### Provided records
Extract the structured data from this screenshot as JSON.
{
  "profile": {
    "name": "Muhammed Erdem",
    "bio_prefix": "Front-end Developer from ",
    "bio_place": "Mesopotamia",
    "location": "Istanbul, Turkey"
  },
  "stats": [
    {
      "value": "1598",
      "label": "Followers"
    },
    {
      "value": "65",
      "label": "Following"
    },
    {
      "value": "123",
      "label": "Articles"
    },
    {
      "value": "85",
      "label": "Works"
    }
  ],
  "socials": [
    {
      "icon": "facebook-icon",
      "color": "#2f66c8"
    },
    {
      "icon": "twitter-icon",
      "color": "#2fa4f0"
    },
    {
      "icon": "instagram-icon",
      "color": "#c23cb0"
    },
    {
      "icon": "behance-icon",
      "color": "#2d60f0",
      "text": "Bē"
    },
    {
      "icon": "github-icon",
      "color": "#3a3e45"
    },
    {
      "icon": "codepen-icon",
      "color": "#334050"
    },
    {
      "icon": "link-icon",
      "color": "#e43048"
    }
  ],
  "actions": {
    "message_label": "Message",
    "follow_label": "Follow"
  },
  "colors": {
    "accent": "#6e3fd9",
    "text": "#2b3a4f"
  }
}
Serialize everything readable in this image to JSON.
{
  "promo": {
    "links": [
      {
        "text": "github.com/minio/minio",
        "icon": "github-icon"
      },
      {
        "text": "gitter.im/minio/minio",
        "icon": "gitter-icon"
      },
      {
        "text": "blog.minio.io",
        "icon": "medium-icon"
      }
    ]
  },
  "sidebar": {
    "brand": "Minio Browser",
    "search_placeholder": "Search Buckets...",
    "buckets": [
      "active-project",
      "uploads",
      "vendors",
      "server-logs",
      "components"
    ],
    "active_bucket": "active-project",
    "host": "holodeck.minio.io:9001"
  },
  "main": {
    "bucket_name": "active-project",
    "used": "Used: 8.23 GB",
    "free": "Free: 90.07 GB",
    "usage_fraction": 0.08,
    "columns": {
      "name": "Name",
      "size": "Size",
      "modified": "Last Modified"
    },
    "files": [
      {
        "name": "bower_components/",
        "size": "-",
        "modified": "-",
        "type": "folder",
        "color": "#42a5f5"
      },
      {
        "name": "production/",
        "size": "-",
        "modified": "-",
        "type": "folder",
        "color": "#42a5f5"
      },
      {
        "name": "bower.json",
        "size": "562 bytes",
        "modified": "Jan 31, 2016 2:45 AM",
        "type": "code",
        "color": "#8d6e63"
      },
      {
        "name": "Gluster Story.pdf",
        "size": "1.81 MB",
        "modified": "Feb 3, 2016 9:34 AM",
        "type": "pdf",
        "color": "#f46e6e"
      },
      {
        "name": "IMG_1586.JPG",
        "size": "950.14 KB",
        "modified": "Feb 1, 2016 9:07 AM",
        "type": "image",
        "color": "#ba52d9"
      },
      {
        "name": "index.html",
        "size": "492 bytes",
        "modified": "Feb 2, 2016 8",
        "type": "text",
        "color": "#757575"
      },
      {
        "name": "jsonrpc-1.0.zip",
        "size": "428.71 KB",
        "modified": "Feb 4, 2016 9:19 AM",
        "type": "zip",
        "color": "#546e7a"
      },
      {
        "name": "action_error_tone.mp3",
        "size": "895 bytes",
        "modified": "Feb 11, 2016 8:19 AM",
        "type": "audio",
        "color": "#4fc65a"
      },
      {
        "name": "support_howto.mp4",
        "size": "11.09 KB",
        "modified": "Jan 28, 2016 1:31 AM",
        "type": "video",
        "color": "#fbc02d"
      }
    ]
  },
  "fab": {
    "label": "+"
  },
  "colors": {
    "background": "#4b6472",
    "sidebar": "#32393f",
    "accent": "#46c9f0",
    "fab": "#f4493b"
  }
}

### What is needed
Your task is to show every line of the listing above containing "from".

### Exercise result
Extract the structured data from this screenshot as JSON.
    "bio_prefix": "Front-end Developer from ",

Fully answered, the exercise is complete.